(Dataset rows describing interfaces)
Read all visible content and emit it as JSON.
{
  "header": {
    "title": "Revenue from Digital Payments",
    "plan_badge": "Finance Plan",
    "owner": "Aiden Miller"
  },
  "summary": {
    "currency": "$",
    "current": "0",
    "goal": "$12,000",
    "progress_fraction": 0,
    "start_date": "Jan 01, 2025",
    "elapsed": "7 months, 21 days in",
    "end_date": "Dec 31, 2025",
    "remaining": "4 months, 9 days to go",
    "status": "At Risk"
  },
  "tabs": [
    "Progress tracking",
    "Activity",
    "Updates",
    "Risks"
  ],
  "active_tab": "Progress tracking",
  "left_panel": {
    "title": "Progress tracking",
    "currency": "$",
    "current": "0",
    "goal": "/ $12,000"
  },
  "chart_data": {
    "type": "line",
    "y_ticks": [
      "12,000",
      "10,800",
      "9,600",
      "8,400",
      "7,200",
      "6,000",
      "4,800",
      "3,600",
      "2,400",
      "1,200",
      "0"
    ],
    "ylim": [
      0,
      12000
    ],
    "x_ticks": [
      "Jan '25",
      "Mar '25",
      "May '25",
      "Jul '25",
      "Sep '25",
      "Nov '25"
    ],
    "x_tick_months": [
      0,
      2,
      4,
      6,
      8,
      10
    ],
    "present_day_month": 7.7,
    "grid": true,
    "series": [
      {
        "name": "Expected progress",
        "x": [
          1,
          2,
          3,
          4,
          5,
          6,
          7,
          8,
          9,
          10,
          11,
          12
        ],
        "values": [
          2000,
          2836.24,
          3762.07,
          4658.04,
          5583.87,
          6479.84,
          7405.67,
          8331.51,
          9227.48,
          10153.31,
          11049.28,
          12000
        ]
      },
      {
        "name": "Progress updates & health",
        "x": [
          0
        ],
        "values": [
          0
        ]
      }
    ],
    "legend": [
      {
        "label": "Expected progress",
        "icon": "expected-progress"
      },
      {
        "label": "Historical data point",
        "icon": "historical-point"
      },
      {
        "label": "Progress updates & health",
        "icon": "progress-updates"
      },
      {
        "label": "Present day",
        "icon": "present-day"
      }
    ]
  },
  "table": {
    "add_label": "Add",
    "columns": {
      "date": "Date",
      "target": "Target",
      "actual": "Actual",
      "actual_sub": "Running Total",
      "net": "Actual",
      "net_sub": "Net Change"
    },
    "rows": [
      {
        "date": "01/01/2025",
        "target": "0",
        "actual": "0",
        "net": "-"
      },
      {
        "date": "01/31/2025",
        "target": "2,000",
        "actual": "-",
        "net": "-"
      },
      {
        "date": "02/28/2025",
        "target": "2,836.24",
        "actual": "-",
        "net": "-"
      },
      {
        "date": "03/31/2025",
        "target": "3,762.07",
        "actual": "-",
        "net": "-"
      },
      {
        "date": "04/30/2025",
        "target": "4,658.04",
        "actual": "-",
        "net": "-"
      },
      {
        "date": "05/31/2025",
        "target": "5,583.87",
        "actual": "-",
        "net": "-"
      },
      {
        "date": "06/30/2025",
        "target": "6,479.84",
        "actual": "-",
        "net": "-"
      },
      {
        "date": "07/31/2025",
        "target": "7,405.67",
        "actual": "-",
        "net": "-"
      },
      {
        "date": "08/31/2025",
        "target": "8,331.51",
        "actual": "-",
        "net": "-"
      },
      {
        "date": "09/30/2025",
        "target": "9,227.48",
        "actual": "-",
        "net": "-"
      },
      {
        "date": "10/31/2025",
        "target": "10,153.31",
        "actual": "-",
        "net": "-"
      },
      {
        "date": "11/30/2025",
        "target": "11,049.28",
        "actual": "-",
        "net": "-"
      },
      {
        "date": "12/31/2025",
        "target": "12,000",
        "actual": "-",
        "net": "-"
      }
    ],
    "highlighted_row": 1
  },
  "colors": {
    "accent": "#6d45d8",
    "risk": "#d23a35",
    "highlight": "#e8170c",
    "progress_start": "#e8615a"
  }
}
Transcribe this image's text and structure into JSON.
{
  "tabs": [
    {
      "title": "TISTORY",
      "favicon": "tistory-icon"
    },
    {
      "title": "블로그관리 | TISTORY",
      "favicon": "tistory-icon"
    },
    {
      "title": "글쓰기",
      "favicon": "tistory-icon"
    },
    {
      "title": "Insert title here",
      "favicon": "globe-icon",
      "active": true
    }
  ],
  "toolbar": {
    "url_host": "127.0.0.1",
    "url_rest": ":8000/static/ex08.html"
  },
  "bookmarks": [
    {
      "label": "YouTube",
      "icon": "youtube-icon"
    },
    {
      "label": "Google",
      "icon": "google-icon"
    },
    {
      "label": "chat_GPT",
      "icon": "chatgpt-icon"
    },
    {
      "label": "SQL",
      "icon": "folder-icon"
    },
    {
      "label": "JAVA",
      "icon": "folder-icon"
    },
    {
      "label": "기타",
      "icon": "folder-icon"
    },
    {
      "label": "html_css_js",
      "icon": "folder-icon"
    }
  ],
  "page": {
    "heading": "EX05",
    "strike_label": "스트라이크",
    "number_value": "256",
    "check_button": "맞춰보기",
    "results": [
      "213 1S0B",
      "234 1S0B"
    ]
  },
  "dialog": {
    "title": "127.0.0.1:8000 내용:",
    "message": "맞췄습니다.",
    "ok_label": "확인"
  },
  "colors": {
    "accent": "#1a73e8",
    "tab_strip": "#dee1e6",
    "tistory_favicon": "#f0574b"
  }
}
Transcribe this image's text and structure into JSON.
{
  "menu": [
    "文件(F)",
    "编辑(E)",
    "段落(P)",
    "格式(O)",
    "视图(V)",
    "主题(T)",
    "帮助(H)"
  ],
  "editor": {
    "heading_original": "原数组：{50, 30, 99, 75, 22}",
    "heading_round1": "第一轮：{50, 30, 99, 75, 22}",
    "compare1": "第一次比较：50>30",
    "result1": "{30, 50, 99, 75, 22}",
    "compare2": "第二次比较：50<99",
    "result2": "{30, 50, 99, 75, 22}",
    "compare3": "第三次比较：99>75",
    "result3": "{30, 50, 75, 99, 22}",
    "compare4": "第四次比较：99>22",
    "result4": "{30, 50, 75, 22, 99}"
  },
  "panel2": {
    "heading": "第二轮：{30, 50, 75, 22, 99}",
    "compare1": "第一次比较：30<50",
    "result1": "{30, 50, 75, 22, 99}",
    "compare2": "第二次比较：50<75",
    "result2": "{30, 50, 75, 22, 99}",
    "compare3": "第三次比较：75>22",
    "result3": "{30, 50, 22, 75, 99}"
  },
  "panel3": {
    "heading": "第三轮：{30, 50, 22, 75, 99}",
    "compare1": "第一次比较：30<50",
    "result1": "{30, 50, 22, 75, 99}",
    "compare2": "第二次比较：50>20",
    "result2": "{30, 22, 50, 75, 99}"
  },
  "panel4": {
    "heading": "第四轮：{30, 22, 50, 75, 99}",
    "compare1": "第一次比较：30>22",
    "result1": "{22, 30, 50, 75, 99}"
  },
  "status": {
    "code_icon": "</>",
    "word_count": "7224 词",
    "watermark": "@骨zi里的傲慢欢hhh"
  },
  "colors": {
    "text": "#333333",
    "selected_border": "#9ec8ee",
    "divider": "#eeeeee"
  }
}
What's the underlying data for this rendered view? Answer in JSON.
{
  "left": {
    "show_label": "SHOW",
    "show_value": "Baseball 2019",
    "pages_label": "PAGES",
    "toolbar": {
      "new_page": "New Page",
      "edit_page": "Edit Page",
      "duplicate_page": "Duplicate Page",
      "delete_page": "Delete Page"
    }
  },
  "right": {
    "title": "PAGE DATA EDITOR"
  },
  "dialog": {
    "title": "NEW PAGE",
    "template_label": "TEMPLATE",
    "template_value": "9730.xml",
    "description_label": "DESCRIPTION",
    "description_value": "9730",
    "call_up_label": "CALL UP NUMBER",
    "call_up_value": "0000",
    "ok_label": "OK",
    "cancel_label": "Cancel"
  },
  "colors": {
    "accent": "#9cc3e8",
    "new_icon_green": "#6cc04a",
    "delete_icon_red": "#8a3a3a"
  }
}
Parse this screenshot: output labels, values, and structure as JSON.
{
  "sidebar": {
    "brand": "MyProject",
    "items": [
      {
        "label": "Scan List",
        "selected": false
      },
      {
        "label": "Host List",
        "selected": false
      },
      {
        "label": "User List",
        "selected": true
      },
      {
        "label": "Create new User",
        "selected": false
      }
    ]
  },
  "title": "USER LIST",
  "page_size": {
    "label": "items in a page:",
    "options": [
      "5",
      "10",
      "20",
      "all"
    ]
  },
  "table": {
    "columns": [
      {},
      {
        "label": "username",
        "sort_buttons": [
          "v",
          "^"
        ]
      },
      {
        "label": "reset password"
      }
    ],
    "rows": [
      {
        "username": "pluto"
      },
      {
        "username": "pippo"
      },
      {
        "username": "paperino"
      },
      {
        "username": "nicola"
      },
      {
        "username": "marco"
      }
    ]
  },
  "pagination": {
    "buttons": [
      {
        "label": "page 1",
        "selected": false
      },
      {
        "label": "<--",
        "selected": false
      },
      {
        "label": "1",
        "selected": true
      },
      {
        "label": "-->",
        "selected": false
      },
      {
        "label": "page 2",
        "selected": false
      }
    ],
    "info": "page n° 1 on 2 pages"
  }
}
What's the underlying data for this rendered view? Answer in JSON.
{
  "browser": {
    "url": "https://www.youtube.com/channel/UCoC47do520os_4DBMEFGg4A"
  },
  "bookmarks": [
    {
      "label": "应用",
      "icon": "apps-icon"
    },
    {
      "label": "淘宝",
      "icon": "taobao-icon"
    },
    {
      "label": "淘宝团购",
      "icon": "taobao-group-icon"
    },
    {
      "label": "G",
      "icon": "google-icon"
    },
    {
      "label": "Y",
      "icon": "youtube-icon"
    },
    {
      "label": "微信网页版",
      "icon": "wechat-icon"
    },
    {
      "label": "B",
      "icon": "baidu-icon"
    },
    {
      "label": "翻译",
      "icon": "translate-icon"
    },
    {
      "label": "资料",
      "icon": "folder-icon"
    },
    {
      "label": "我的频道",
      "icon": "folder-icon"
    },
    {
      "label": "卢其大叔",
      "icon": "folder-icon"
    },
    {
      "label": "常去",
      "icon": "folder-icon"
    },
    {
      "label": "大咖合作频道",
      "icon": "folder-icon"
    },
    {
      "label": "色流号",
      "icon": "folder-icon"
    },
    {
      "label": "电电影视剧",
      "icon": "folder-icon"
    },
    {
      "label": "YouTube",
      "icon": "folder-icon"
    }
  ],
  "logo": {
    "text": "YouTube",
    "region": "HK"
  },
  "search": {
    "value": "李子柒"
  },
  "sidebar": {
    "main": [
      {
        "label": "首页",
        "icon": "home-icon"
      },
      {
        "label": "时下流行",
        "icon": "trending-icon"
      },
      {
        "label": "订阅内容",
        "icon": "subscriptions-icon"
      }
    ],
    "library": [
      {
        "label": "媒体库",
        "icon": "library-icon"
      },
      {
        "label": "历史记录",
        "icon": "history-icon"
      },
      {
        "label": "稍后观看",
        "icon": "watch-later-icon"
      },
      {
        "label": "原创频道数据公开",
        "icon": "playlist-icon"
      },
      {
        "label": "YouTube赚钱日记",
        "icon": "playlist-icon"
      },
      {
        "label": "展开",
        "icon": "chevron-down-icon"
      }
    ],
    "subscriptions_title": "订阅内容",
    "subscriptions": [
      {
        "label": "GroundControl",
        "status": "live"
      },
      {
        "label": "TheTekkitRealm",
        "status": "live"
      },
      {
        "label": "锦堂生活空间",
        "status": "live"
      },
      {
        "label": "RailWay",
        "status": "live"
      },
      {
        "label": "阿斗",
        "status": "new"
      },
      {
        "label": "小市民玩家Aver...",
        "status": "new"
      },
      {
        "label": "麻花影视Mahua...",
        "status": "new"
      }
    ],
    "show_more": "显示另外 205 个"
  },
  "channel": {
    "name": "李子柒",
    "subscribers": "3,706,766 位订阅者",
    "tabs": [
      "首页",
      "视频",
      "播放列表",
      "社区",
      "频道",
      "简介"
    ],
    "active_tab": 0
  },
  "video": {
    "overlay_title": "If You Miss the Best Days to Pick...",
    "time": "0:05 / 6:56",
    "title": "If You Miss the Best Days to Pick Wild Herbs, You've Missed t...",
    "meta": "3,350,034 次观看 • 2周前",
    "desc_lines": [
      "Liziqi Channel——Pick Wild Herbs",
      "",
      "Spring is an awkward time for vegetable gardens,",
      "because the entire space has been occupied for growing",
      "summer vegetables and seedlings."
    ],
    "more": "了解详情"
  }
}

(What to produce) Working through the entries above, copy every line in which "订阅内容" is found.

(Task output)
        "label": "订阅内容",
    "subscriptions_title": "订阅内容",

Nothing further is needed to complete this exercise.